We know that we as the regulators – and more particularly barristers as legal professionals – should be concerned to uphold it. But what exactly is the rule of law, why does it matter and how far does it place ethical, as opposed to professional, obligations on barristers?
Let me start with a potentially controversial statement. The rule of law is neither primarily an ethical nor even a legal concept. It is above all a constitutional precept.
A state governed by the rule of law will display certain common characteristics.
Laws will be made openly by representative institutions. Public affairs will be conducted in conformity with the law and citizens can challenge public authorities if they seem to act arbitrarily or unreasonably outside the law. Such challenges will be heard by independent Courts which are the final arbiters of what is or is not lawful. Private disputes will likewise be settled in independent Courts in conformity with predictable laws and settled case law. Alleged crimes will be dealt with in the same way.
The opposite of the rule of law is a state in which a dictator, autocrat or political party can make arbitrary decisions which have the force of law and which cannot be challenged. The safety and security of citizens depends on staying on the right side of the state - as impersonated by the dictator, autocrat or party - which is subject to no independent constraint.
These brief definitions make clear why the rule of law matters. It is an essential safeguard of the liberty of citizens. It also underpins the operation of economic activity and free markets by providing security for property and the upholding of contracts.

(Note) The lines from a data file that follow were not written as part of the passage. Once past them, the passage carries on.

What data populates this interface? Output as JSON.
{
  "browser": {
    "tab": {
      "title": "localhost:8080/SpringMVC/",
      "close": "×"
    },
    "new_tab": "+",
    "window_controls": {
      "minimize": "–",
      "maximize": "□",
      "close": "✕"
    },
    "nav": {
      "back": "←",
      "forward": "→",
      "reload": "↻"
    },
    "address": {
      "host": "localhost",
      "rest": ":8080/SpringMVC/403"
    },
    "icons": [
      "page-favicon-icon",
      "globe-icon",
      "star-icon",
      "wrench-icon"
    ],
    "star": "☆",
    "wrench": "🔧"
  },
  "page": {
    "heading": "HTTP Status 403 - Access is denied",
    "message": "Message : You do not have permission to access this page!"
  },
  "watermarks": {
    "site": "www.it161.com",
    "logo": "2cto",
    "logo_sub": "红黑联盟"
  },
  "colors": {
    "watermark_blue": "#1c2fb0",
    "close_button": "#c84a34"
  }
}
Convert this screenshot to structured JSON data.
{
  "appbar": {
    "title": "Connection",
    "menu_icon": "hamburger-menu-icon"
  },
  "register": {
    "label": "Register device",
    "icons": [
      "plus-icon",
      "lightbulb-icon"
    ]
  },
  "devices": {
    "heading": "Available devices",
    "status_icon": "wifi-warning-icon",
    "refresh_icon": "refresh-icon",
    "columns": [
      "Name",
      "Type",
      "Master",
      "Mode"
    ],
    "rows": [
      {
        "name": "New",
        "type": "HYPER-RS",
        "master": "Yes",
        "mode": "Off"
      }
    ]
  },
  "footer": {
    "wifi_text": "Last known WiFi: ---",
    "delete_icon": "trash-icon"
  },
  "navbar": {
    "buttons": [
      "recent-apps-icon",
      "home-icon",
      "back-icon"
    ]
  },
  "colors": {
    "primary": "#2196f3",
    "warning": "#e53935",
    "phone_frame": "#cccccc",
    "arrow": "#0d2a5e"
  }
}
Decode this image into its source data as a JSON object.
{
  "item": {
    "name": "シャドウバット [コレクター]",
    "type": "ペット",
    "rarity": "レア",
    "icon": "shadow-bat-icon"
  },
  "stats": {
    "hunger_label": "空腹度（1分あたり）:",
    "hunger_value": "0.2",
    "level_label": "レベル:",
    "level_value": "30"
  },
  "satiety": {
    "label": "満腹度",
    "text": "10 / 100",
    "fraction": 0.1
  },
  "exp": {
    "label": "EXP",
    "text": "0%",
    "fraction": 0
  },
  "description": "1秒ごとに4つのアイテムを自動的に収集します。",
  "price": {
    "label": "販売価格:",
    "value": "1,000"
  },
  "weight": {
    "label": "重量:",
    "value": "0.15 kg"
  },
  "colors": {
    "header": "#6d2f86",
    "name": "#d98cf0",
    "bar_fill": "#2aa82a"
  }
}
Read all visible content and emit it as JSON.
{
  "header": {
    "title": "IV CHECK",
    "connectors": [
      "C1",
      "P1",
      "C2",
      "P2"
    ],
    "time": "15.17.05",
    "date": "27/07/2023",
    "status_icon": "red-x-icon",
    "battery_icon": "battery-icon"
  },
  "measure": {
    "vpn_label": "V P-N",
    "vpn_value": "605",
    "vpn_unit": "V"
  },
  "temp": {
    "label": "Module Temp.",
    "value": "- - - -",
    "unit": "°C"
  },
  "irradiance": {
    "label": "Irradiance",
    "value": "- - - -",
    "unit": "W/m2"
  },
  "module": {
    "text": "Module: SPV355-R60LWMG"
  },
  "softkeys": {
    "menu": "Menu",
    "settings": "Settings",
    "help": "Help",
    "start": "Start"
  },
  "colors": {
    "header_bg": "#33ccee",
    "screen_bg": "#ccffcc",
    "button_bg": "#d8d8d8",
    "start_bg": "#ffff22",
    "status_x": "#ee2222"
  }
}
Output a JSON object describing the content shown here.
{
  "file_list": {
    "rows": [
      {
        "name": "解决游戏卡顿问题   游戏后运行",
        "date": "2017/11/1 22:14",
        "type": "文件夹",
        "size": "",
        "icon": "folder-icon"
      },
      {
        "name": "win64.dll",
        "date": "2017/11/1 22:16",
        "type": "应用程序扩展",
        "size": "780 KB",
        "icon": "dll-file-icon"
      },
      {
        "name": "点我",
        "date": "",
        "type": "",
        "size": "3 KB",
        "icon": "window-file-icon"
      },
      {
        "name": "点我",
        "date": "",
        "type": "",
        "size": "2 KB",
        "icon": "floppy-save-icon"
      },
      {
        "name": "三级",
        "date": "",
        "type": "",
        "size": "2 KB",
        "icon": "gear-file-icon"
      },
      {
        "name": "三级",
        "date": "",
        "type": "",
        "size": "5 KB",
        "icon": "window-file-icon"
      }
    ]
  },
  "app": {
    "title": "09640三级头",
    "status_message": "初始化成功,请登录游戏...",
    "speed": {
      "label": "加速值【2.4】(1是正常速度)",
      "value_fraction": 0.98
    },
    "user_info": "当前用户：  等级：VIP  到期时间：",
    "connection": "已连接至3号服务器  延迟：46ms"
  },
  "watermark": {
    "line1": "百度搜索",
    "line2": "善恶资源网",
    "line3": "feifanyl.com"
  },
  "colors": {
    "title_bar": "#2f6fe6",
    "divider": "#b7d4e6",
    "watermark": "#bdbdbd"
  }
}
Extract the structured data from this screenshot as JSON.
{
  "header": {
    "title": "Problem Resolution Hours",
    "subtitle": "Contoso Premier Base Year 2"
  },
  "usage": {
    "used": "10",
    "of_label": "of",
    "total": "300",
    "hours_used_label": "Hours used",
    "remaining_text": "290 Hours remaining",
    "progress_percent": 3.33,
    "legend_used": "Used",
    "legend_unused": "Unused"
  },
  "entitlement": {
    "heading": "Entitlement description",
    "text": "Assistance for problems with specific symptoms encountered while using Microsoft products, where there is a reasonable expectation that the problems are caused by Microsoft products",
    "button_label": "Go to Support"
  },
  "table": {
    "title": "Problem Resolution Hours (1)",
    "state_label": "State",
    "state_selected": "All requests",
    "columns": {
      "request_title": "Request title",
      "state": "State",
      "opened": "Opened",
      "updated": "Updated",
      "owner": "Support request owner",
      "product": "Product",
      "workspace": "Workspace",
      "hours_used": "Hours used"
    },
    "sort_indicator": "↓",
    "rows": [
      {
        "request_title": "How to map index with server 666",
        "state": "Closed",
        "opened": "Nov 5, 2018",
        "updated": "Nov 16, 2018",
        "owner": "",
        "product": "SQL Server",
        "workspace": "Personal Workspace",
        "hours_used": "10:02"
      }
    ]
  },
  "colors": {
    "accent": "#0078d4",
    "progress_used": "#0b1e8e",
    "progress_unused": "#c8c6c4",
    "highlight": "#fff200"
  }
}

What the rule of law is not, however, is a moral precept. Though many states in which the rule of law holds good will embody in their legal codes safeguards for human rights, there is no guarantee that all laws will be perceived to be just or that, taken together, the laws will result in a distribution of incomes or wealth which is universally regarded as fair. On the contrary, states in which the rule of law holds good vary considerably in levels of equality or inequality.
This is not quite the same thing as saying that distributional issues are irrelevant to the rule of law. Widening inequality is likely, other things being equal, to place democratic institutions under pressure and may corrode the rule of law itself if plutocrats are perceived to have undue influence over the state, its laws and institutions. But the rule of law does not mandate any particular legal code, set of moral assumptions, or distribution of economic and social benefits.
It follows that the duties of barristers to uphold the rule of law are professional duties, not moral duties.
Above all, barristers must always set their duty to the Court above their duty to their clients. They must ensure that the Court is not misled and so is able to fulfil its responsibility to uphold the law. In certain circumstances, barristers must ensure disclosure to the Court of facts or arguments unfavourable to their clients.
Closely allied to the duty to the Court is barristers’ obligation to be independent. Barristers are not hired guns, but, in the light of their instructions and understanding of relevant facts, must give dispassionate advice about the legal arguments that can properly be made.
And barristers’ independence carries a third obligation essential to the rule of law: namely to represent any client with a properly arguable case provided that the case is appropriate to their seniority and area of practice, and provided that a suitable fee is offered. This obligation – codified in the Cab Rank Rule – supports c access to justice and to the protection of the law for citizens and organisations.
But, please note, the obligation of independence and the obligation to adhere to the Cab Rank Rule carries with it an important countervailing right: the right of barristers not to be identified with their clients or their clients’ causes. The Cab Rank Rule vindicates access to justice and may require barristers to represent people charged with terrible crimes or unpopular people and organisations. Barristers are not, however, apologists for crime and should not share vicariously in the unpopularity of their clients or their clients’ causes. The rule also prevents commercial interests from seeking to restrict barristers’ future representation as a condition of an instruction.
It follows that I am not impressed by the argument that we should drop the Cab Rank Rule because access to justice is constrained by people’s economic means. The latter is a perfectly respectable argument for more generous public funding of legal aid, but not for abrogating a professional principle which sustains the rule of law. We should not mix up social justice arguments – however well-intentioned – with constitutional rights.
For the same reasons, I am also cautious about importing moral judgements into barristers’ decisions about whom they should represent. I understand the views of those who feel that barristers should be able to set aside their professional obligation under the Cab Rank Rule if they feel strongly about climate change and are invited to represent a polluter (or prosecute a protester). I understand the concerns that others express about wealthy people or organisations mounting aggressive lawsuits to close down public debate.
But where a person or organisation does have a properly arguable case within the framework of existing law, I don’t think it is for for barristers to act as moral gatekeepers. The rule of law trumps moral concerns. It is for independent Courts to determine whether a case should proceed and, where it does, to determine the outcome.
The qualification that there must be a properly arguable case is important. Barristers have at all times an obligation to exercise independent judgement. Indeed, the rule of law requires them to do so.
But the professionally efficient representation of unpopular clients is consistent with the rule of law, not opposed to it.